▶ _Exercise prompt_: Among the entries below, which lines include the string "last"? Show each one.

Data records:

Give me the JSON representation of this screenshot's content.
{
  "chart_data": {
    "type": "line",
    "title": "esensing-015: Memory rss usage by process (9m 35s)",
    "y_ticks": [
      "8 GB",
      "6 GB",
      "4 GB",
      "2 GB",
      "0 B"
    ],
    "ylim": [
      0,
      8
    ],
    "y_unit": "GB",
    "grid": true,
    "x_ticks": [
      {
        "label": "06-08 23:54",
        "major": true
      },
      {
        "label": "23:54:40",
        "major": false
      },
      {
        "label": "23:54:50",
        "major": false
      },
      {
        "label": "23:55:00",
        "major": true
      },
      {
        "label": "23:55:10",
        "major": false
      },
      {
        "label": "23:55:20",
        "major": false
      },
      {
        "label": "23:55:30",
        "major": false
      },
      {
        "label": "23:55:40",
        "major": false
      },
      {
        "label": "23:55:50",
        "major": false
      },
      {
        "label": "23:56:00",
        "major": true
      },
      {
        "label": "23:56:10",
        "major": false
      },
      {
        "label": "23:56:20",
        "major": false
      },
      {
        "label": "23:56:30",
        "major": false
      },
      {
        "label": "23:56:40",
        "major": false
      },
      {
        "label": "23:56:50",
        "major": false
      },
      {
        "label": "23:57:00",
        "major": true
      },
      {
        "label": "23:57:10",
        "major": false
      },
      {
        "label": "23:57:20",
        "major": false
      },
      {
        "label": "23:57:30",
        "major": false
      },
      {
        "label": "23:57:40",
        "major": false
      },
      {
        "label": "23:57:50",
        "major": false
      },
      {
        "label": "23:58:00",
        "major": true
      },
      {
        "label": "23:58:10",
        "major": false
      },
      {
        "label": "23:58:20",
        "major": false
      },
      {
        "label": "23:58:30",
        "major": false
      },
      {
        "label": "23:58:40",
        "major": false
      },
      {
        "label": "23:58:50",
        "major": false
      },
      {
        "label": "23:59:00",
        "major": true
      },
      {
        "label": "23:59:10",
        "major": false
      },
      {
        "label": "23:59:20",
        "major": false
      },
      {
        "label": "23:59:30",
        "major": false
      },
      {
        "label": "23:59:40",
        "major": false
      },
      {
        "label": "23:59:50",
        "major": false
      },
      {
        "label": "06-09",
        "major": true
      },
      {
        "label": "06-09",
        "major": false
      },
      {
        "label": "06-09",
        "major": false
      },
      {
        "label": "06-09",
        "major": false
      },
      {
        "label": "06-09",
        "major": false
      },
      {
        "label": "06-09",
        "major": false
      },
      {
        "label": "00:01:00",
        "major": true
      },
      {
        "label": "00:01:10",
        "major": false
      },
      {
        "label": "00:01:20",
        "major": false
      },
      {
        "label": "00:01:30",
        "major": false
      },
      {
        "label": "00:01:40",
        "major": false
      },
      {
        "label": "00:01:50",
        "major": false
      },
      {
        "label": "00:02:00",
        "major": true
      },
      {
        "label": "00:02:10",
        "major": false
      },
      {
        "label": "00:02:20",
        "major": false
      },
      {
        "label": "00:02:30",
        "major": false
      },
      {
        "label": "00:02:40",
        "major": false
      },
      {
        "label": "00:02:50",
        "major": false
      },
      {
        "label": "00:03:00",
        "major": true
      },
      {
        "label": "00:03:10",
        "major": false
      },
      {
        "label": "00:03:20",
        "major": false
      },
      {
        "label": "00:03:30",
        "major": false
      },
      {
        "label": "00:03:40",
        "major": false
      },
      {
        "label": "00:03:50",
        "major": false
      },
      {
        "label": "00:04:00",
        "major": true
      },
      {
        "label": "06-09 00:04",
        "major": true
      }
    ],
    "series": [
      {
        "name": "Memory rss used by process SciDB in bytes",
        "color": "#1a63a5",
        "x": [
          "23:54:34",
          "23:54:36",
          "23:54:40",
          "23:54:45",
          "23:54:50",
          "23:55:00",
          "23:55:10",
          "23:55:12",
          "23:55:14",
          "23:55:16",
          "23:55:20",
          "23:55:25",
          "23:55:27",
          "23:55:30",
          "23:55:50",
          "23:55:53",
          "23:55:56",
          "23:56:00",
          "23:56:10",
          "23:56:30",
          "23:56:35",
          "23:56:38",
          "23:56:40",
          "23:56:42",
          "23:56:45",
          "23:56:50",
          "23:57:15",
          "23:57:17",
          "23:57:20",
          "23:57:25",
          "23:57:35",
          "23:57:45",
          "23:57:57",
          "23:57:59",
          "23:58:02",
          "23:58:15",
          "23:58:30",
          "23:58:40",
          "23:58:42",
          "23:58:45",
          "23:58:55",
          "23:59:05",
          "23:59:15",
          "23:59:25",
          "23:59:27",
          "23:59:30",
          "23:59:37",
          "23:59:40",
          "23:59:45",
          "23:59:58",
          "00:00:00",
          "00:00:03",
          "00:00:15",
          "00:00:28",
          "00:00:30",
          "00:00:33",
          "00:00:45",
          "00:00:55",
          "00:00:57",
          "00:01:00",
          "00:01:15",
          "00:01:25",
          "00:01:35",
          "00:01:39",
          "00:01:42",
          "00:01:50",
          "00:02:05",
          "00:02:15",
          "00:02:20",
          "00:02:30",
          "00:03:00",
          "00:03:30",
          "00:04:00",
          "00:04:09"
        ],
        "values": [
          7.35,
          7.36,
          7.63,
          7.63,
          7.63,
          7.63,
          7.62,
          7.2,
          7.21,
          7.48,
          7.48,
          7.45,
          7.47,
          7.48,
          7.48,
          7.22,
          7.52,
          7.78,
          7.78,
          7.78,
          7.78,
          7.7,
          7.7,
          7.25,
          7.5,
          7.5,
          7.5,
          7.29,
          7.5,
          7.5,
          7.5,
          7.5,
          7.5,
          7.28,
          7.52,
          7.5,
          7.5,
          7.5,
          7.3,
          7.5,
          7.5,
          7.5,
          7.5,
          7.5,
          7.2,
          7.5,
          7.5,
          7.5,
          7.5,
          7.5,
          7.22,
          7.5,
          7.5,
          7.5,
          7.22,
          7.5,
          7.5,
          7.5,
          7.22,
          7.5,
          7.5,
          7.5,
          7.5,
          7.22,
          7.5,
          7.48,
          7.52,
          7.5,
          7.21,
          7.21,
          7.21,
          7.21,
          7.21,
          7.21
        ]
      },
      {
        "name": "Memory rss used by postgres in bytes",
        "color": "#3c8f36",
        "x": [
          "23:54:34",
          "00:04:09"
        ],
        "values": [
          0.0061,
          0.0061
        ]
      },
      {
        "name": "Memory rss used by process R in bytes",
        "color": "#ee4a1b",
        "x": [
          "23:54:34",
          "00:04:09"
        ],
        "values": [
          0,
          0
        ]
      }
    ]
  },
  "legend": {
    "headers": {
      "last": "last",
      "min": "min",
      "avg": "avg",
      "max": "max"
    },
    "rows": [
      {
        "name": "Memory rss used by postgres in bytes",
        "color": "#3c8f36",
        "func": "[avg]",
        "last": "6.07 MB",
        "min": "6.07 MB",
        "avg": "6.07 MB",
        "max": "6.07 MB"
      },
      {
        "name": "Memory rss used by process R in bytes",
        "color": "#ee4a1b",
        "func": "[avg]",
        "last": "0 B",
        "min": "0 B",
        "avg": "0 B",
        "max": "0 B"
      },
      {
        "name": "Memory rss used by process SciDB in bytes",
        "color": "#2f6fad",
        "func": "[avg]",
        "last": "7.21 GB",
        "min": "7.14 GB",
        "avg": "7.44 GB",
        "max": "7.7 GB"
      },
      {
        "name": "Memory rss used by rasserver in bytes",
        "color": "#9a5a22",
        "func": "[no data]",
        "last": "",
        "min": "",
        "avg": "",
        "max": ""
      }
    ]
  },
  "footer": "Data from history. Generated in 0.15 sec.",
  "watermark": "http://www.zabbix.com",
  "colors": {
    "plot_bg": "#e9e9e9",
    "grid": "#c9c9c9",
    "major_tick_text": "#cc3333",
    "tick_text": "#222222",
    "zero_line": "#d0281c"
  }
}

▶ _Result for this exercise_:
      "last": "last",
        "last": "6.07 MB",
        "last": "0 B",
        "last": "7.21 GB",
        "last": "",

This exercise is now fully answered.